Socio-cultural Tradition: From Theory to Research

  • Zuhra Magut United States International University Kenya


There are many theories that try to understand the broad nature of communication and how it applies to the individual or society but because of the complex nature of the topic, traditions are formed to help organize and explain different viewpoints and concepts. Robert Craig developed a model that labelled and separated the field of communication into seven traditions (Littlejohn & Foss 34). The socio-cultural tradition is one of the worldviews.  It is the study of one’s relationship as a whole to a culture rather than individual differences. This paper closely examines this tradition tracing its origin, showing how it conceptualizes communication and its problems, and juxtaposing it with other traditions. Beyond this, the paper shows how this tradition may be applied in social research: from paradigm to data analysis and interpretations.

Keywords: Communication theory, social cultural tradition, social research.

Author Biography

Zuhra Magut, United States International University Kenya

Ms. Zuhra Magut is a lecturer in the School of Humanities and Social Sciences at USIU – A. Prior to joining USIU- A, she was a lecturer at Moi University in the Department of Communication Studies. She received her B.A with Education in English and Kiswahili from the University of Eastern Africa, Baraton and her M.Phil in Educational Communication and Technology from Moi University.  Zuhra is pursuing her PhD. in Communication studies at Moi University.

Zuhra’s teaching interests include English, Communication and Intercultural Communication. Her primary research interests are in writing, education and intercultural communication.  Her teaching experience and exposure to different cultural realities has seen her develop a keen interest on the influence culture has on human interactions.

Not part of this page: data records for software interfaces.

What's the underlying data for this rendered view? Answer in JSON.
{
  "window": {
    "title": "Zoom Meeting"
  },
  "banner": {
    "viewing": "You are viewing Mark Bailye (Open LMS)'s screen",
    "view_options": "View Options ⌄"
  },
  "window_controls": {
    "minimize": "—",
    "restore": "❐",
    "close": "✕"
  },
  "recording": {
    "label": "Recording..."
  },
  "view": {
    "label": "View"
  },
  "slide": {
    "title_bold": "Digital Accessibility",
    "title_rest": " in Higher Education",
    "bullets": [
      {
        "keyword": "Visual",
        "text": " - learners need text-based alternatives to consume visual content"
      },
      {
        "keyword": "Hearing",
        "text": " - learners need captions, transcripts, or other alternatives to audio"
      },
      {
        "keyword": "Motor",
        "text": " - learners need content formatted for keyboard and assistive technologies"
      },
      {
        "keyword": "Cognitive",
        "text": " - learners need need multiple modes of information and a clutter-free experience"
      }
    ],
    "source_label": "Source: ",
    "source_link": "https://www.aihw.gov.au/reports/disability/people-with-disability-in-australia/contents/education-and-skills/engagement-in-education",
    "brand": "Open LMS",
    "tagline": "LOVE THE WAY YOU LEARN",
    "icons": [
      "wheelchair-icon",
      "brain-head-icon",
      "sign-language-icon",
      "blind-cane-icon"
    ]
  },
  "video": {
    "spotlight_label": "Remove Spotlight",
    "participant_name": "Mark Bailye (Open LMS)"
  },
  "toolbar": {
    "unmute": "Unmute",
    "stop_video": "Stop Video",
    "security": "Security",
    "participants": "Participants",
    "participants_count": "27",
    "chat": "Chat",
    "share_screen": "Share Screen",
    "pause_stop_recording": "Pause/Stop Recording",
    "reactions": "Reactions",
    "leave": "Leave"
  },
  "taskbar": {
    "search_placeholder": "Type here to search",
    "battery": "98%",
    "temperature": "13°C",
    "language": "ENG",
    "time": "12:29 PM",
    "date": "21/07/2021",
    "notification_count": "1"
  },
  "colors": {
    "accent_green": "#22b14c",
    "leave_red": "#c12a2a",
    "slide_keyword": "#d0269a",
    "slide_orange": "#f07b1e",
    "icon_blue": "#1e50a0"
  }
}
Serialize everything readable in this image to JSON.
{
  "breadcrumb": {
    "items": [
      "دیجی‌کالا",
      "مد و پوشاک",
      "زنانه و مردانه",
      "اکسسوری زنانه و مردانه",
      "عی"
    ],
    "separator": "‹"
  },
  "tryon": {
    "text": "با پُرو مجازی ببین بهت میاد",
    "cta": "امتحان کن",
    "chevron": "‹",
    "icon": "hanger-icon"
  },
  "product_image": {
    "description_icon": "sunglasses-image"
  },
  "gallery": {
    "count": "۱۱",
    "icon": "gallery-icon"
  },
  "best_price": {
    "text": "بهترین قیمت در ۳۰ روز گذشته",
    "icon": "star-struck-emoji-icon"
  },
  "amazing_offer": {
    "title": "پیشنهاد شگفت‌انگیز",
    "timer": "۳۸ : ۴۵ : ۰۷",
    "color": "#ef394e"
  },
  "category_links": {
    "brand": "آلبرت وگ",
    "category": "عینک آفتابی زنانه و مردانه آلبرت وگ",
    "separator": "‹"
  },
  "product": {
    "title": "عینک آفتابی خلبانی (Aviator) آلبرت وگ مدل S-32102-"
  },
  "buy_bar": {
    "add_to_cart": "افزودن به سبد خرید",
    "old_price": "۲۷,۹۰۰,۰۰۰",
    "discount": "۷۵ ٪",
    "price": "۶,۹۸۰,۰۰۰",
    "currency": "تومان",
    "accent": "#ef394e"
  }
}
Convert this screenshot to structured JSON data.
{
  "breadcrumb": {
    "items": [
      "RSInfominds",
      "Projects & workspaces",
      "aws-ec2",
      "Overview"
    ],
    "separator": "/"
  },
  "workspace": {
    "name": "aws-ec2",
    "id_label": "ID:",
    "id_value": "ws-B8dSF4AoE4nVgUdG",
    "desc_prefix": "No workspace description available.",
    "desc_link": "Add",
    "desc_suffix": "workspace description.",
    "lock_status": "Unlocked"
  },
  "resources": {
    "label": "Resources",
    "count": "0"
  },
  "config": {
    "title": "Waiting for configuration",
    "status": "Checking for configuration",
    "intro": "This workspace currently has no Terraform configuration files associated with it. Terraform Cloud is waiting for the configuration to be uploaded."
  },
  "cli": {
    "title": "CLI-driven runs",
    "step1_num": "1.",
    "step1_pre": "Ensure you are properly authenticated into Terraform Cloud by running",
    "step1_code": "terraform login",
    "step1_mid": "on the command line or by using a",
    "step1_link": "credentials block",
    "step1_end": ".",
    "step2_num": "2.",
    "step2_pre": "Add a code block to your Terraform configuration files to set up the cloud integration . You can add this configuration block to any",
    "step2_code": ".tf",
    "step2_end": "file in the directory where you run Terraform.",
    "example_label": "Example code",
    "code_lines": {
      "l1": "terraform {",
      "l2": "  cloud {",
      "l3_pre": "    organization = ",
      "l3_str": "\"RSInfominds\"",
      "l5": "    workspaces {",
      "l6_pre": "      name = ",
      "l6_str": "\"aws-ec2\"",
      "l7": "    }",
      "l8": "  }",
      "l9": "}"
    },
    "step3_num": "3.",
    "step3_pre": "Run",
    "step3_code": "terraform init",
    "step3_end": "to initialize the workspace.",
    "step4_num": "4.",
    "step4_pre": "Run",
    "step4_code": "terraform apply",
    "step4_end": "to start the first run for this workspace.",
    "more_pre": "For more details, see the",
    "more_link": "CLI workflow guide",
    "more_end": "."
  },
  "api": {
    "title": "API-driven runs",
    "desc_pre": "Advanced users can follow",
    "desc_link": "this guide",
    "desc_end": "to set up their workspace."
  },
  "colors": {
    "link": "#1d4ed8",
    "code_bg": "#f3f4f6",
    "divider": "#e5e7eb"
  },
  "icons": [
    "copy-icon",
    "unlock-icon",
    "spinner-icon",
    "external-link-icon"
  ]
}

This has inspired her to investigate the role of intercultural communication in the educational process in her PhD research.


Journal Identifiers

eISSN: 1998-1279